Task brief: Give only the lines from the one containing "Read all visible content and emit it as JSON." through the end of the material below, exactly as written.

Supplied records:
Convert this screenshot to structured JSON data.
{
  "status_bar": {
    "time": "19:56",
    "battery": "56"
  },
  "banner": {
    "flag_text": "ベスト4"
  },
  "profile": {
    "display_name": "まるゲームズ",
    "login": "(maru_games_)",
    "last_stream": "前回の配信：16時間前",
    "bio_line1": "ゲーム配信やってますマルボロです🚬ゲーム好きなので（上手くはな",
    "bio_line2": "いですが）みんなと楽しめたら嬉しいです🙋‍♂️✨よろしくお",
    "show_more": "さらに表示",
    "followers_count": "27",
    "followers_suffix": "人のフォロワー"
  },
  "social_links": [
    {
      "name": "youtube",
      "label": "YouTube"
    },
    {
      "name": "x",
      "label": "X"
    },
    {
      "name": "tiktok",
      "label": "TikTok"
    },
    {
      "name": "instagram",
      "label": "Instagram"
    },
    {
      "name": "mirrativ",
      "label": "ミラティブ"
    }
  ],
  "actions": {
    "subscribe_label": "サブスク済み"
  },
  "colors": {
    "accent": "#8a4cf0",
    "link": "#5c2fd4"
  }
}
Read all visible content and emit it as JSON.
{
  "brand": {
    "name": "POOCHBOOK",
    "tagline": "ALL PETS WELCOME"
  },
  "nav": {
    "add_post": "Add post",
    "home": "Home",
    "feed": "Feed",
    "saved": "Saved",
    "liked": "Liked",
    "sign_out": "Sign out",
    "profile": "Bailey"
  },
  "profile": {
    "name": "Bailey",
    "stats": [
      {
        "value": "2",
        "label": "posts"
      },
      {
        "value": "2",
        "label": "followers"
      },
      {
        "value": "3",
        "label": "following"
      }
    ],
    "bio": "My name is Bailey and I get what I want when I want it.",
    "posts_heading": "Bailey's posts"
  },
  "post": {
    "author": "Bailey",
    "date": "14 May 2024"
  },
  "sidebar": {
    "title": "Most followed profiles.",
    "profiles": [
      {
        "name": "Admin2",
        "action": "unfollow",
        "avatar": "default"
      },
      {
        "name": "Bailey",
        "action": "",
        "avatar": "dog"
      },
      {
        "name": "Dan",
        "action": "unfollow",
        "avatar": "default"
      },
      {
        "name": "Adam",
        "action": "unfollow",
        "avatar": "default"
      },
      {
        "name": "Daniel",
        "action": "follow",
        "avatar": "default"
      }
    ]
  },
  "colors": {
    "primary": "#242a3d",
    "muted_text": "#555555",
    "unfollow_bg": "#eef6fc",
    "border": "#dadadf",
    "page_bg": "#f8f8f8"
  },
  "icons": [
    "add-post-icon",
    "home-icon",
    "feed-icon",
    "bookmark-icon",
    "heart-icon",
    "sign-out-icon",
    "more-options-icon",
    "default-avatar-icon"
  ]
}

Answer space:
Read all visible content and emit it as JSON.
{
  "brand": {
    "name": "POOCHBOOK",
    "tagline": "ALL PETS WELCOME"
  },
  "nav": {
    "add_post": "Add post",
    "home": "Home",
    "feed": "Feed",
    "saved": "Saved",
    "liked": "Liked",
    "sign_out": "Sign out",
    "profile": "Bailey"
  },
  "profile": {
    "name": "Bailey",
    "stats": [
      {
        "value": "2",
        "label": "posts"
      },
      {
        "value": "2",
        "label": "followers"
      },
      {
        "value": "3",
        "label": "following"
      }
    ],
    "bio": "My name is Bailey and I get what I want when I want it.",
    "posts_heading": "Bailey's posts"
  },
  "post": {
    "author": "Bailey",
    "date": "14 May 2024"
  },
  "sidebar": {
    "title": "Most followed profiles.",
    "profiles": [
      {
        "name": "Admin2",
        "action": "unfollow",
        "avatar": "default"
      },
      {
        "name": "Bailey",
        "action": "",
        "avatar": "dog"
      },
      {
        "name": "Dan",
        "action": "unfollow",
        "avatar": "default"
      },
      {
        "name": "Adam",
        "action": "unfollow",
        "avatar": "default"
      },
      {
        "name": "Daniel",
        "action": "follow",
        "avatar": "default"
      }
    ]
  },
  "colors": {
    "primary": "#242a3d",
    "muted_text": "#555555",
    "unfollow_bg": "#eef6fc",
    "border": "#dadadf",
    "page_bg": "#f8f8f8"
  },
  "icons": [
    "add-post-icon",
    "home-icon",
    "feed-icon",
    "bookmark-icon",
    "heart-icon",
    "sign-out-icon",
    "more-options-icon",
    "default-avatar-icon"
  ]
}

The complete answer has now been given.